Horton: Distractions divert our fragility

Anyone can hurt and destroy—that is certainly no measure of what it means to be a worthy human.

When natural disasters such as the flooding in Alberta and elsewhere in the world strike with little warning, we are reminded of how fragile is human life—and all life—on this amazing planet.

Our Earth is one planet, circling one of billions of suns.

The slightest variation of temperature or any number of other conditions, and we would not be here.

We may have different ideas of how this came to be. Yet that is not what is important.

What is important is our responsibility, in the face of our fragility and the fragility of our precious planet, to serve the Spirit of Life, not the forces of destruction.

To act from a place of gratitude and amazement, of compassion and tenderness.

To challenge the careless destruction of human life and the balance of creation out of greed and ego, craving for power, ignorance and hatred.

Anyone can hurt and destroy—that is certainly no measure of what it means to be a worthy human.

If we are made in “the image of God,” it is in our ability to create and nurture, within the limitations of our finitude.

How dare we humans harm others and claim that we are “serving God?”

The only gods we are serving are the idols of self-righteousness, greed and power.

Every religion on Earth calls us to compassion, calls us to awe, calls us to humility before a creation magnificent beyond our comprehension.

“What does the Holy One require of you? To do justice, love mercy, and walk humbly with your God,” the prophet Micah proclaimed millennia ago.

Walking humbly with the spirit that set fire to billions of stars, yet cradles the sparrow in its “hands” means we acknowledge our own fragility and limitations.

No matter how inspired, all scriptures have come to us filtered through a limited human mind.

No matter how elevated our moments of feeling embraced by a Holy Reality, our attempts to define that greater reality cannot begin to encompass it.

Only poetry comes anywhere close because poetic language is open-ended and suggestive, embraces ambiguity, and can hint at something beyond itself.

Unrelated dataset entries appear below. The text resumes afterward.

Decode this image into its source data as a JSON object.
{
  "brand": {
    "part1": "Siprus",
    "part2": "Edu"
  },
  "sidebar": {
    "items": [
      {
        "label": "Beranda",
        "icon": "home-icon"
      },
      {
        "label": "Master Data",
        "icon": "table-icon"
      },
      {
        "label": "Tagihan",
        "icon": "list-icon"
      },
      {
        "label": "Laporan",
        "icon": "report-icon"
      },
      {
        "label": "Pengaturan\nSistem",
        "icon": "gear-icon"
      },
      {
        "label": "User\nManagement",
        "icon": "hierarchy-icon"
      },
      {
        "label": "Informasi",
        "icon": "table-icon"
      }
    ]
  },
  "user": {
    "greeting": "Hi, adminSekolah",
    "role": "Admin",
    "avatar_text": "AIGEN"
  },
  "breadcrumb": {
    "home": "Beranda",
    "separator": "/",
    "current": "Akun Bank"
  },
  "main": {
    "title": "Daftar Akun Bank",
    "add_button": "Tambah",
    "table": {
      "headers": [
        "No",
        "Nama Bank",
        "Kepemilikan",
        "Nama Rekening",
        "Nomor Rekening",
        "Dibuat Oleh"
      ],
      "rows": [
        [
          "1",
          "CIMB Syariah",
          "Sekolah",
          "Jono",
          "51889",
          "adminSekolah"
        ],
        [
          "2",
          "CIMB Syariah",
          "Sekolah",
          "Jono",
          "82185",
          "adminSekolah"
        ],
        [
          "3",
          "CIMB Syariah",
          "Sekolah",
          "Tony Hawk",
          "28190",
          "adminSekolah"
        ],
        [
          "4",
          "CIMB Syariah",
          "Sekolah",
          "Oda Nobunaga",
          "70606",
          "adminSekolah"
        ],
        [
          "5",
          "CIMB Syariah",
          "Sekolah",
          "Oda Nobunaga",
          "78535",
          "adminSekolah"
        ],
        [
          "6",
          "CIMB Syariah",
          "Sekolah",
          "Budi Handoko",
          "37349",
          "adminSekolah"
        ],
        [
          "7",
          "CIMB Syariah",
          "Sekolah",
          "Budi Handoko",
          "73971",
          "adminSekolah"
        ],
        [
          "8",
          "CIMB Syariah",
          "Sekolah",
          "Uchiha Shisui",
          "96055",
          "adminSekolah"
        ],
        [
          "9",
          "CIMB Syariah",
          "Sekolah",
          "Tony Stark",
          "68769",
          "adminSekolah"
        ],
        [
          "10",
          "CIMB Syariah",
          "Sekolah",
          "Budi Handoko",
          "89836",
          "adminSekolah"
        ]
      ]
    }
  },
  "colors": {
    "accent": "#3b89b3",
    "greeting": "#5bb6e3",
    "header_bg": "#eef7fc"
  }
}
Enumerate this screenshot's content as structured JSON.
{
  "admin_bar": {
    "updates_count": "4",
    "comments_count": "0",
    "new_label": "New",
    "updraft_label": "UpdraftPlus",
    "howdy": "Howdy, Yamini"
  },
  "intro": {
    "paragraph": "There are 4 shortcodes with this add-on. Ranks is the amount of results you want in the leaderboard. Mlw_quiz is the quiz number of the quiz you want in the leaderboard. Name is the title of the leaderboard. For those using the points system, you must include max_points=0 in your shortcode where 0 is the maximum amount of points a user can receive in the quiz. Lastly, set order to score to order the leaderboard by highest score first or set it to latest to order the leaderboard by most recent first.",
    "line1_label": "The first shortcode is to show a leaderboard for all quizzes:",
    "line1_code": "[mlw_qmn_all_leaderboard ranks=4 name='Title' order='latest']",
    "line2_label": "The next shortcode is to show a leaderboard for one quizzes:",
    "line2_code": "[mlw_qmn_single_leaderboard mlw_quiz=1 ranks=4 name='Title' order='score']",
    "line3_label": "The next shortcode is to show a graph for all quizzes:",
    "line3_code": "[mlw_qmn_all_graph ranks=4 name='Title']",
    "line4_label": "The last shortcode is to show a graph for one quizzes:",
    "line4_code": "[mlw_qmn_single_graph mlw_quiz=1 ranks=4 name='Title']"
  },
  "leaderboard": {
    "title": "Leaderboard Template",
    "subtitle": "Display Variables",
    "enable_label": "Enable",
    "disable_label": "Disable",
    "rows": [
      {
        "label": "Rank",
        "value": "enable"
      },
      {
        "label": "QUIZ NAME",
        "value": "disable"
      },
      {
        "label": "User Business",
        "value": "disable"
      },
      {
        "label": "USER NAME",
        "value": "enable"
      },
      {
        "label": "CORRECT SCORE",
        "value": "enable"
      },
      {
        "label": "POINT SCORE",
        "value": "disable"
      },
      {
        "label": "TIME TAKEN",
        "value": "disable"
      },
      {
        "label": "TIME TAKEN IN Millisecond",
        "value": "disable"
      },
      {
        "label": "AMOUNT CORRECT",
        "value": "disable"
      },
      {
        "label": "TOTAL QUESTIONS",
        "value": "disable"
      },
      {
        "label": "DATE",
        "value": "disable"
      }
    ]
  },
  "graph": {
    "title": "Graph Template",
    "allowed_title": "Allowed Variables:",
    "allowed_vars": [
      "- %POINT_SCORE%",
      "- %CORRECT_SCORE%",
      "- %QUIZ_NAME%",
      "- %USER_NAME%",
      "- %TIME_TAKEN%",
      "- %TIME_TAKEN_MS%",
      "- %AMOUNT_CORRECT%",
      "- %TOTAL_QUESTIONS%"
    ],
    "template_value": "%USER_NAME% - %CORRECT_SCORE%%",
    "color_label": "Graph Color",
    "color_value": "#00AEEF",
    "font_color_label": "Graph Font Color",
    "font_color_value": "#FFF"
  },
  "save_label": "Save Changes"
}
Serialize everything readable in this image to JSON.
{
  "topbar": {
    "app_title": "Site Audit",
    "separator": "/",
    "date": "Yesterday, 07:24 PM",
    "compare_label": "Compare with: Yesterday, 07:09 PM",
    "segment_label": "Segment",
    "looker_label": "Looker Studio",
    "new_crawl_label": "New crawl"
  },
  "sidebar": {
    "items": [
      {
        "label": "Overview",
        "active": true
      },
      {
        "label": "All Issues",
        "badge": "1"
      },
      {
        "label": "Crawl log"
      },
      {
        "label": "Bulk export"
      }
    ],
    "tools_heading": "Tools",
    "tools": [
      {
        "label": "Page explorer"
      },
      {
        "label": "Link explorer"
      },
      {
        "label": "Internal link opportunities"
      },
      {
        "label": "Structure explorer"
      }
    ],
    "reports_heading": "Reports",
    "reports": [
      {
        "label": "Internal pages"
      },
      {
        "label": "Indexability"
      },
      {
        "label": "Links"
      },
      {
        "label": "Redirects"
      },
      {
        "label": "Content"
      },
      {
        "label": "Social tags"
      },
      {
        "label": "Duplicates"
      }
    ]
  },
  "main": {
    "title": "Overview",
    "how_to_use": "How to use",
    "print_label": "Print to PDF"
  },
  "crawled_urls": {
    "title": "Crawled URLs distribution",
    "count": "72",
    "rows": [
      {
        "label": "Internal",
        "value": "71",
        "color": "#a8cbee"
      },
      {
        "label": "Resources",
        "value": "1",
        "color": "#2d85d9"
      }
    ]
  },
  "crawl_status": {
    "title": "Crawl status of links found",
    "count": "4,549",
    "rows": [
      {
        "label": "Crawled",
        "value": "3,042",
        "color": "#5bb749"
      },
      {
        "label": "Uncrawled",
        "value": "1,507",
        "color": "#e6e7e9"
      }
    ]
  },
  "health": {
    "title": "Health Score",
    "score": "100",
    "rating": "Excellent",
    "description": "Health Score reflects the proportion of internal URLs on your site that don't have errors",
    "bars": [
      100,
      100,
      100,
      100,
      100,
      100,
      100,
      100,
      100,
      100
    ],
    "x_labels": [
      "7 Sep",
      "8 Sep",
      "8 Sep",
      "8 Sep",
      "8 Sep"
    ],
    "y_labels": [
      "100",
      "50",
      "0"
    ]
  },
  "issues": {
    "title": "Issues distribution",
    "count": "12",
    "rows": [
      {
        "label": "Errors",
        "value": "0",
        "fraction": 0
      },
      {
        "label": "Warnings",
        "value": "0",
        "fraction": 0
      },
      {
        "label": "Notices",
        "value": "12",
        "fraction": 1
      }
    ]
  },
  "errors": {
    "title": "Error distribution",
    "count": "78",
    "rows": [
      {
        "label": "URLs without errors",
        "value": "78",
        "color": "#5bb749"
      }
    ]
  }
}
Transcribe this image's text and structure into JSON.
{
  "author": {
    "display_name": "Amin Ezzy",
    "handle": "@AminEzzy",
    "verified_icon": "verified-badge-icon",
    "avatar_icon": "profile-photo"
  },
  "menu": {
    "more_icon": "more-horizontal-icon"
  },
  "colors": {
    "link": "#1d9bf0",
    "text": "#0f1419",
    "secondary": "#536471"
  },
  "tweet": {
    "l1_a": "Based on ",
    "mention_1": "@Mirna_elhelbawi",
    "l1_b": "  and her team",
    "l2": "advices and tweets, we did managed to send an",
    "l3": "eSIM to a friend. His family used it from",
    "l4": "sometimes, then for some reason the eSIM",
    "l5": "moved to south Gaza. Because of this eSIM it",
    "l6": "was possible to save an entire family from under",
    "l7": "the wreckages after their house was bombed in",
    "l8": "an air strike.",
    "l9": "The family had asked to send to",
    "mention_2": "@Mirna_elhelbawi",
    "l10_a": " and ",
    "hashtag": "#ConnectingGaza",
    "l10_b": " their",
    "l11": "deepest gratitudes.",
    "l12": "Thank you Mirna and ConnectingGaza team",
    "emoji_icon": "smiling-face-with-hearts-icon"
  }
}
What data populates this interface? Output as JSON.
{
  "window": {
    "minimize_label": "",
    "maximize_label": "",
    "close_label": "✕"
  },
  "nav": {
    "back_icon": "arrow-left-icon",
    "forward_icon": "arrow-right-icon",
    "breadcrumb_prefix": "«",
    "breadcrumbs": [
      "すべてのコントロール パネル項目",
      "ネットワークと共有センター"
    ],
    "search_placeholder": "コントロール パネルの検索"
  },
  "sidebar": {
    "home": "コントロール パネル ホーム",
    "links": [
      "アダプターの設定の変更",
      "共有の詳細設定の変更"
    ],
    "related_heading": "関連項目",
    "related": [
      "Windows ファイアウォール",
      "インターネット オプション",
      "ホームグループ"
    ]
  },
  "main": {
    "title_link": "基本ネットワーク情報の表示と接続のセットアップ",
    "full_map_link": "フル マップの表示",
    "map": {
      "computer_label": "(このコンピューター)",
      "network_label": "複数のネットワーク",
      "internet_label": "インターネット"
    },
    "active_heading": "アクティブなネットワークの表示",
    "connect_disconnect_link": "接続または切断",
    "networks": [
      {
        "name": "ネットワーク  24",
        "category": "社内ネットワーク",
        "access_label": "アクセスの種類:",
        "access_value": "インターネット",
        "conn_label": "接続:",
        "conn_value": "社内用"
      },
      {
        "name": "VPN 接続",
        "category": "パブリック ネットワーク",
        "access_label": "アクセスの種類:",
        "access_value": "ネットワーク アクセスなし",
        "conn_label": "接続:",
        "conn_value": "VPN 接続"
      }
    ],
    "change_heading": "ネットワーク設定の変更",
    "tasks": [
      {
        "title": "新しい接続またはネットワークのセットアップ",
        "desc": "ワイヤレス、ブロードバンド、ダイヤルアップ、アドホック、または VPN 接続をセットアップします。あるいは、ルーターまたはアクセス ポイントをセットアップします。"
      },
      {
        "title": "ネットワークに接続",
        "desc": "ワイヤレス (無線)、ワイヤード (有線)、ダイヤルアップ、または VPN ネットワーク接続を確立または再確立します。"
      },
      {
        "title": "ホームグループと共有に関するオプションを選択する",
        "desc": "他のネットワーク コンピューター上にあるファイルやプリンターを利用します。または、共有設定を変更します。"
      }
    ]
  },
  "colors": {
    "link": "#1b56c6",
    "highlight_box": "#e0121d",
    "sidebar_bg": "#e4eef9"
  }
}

“The Tao that can be spoken is not the Eternal Tao,” says the Tao de Ching.

Our true calling as followers of the Spirit of Life is not to spend our energy debating with one another over definitions, or whose limited and flawed understanding comes closest to what cannot be defined.

It is certainly not in attempting to control or to kill one another using religion as an excuse for acting on our own prejudices.

Our true calling is to “do justice and love mercy” and to choose humility over self-righteousness.

It is to love our neighbours, and to be stewards of this fragile planet.

So much of our preoccupation and worry and grasping after happiness falls away when put into the perspective of a higher purpose.

The true measure of a society is not wealth or power or influence, unless these are used to create a more just and compassionate world.

The true measure is how we treat the “least among us” and whether we are good stewards of the earth that sustains us.

It is about having the courage to speak truth to power, refusing to be numbed into accepting poverty and violence as  just the way things are.

It’s calling ourselves back from the distractions that allow us to forget our fragility and the fragility of one another, back to our commitment to love one another and walk humbly with what is most holy and life-affirming and sustaining through all the seasons of our lives.

Kelowna Capital News